“Basically we've taken those branches that he brought in, made some four-inch, six-inch and eight-inch cuttings, put some rooting hormone on them and put them in these grow tubes so that they can have soil around, have a little bit of moisture, but not stay wet,” Clark said.
Clark said it's common to try and regrow clippings from a tree with favorable characteristics. Old Main Cottonwood fit the bill because it outlived and outgrew the 41 other cottonwoods it was bought alongside.
There are two batches of clippings. One from 2014, which resulted in six baby trees that will eventually be planted on campus. And one taken right before Old Main Cottonwood was cut down, which has about 25 cuttings. Clark hopes a little more than half of those will survive and get planted.
“It's gonna be a five- to six-year process,” Clark said. “We've got them in these small tubes.
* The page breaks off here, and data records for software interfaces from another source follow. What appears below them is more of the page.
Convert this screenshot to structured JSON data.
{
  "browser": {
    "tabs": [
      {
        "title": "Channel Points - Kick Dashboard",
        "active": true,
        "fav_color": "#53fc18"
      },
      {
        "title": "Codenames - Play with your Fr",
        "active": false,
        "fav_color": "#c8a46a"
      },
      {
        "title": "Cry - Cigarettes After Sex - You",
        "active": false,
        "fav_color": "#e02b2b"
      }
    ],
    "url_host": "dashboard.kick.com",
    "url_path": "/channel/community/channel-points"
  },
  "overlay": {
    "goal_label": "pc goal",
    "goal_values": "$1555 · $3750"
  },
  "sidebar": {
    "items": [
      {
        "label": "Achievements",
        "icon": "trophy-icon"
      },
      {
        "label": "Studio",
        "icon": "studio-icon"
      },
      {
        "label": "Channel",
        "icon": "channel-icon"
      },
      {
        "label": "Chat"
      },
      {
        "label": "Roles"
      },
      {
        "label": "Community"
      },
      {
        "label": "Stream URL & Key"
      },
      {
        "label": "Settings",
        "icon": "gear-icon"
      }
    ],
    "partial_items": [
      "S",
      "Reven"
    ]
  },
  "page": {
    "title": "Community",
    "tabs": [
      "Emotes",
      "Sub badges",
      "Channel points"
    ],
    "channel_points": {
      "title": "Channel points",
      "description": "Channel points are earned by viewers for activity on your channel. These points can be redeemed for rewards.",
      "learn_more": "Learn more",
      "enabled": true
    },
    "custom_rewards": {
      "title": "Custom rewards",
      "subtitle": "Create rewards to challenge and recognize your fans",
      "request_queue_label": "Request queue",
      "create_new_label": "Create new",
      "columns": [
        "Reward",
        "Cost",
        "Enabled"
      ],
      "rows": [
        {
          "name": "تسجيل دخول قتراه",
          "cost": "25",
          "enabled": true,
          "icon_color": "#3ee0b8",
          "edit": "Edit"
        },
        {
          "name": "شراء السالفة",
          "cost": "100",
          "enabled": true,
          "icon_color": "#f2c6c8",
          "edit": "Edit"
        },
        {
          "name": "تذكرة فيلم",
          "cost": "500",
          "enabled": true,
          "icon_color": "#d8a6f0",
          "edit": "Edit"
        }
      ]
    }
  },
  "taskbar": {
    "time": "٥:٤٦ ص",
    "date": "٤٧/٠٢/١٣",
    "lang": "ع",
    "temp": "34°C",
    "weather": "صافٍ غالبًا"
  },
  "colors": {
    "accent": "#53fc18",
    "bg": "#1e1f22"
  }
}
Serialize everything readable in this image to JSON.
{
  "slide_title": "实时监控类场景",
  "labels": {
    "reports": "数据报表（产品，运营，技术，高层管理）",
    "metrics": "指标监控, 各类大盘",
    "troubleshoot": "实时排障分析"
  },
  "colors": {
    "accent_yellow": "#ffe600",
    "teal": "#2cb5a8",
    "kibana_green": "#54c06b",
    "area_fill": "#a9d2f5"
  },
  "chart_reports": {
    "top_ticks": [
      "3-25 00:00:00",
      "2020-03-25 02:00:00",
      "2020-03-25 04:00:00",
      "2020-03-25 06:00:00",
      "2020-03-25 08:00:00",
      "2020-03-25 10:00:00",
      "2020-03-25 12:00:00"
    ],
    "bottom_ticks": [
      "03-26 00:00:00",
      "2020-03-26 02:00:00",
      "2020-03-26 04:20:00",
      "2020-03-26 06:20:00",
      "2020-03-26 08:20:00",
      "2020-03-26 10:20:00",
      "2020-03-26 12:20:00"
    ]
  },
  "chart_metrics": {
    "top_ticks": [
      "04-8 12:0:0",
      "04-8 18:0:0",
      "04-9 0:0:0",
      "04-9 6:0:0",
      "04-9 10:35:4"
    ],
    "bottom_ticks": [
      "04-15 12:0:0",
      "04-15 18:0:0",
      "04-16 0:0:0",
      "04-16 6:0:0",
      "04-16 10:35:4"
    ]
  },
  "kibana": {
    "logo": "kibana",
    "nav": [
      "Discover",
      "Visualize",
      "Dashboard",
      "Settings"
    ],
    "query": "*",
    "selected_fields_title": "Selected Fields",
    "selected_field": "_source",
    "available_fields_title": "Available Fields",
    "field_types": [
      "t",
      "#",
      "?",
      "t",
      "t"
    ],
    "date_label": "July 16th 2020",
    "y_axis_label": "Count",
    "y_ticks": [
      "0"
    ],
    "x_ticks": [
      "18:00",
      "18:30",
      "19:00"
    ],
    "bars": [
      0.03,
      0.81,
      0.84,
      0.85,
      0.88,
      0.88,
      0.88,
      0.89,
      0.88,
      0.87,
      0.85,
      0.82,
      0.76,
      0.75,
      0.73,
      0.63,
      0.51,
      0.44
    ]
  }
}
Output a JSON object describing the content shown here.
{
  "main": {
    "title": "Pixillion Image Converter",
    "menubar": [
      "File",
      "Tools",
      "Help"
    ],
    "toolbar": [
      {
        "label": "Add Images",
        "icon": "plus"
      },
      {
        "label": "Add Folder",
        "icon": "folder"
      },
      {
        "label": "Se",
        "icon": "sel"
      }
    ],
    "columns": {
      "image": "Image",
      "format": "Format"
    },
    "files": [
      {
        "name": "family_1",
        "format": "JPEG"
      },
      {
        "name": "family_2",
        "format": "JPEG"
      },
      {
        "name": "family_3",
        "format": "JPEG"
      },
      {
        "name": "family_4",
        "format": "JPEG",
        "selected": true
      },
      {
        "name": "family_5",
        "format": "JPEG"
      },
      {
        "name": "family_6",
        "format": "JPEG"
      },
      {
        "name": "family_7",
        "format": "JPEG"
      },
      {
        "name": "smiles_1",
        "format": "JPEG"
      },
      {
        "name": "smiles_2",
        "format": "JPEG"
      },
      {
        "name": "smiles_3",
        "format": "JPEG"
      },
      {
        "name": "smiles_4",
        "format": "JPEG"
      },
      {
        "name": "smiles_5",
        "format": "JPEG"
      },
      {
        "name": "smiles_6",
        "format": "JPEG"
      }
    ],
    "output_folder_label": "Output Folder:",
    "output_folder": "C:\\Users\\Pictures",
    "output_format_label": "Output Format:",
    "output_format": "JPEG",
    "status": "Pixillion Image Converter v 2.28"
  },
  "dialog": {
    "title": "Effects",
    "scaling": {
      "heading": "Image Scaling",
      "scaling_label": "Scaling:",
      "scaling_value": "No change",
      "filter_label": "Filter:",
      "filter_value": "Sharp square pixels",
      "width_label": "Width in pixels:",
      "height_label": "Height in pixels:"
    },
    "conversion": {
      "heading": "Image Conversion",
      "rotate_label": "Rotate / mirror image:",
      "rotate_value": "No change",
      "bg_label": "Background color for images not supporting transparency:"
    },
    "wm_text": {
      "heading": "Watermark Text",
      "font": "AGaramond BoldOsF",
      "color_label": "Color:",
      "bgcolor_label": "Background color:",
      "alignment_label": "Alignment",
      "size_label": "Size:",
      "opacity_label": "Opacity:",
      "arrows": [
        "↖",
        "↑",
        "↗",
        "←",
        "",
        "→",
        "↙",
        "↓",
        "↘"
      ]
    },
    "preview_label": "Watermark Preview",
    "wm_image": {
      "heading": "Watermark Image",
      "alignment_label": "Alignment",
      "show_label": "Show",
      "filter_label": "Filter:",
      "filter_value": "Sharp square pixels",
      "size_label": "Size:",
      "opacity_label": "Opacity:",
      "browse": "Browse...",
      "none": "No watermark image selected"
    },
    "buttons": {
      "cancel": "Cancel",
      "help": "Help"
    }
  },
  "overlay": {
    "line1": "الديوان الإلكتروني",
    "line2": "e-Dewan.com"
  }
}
Next year after they root we'll bump them up into two inch tubes, then up into three-inch tubes, then they will go into containers for the last two to three years and then they'll be planted outside.”
At some point during the spring semester, CU will plant one of its clones in the same area and install a commemorative plaque where Old Main Cottonwood once stood.
And maybe, with some luck and good weather, one of those trees will live through another 27 U.S. presidents and thousands more smiling graduates.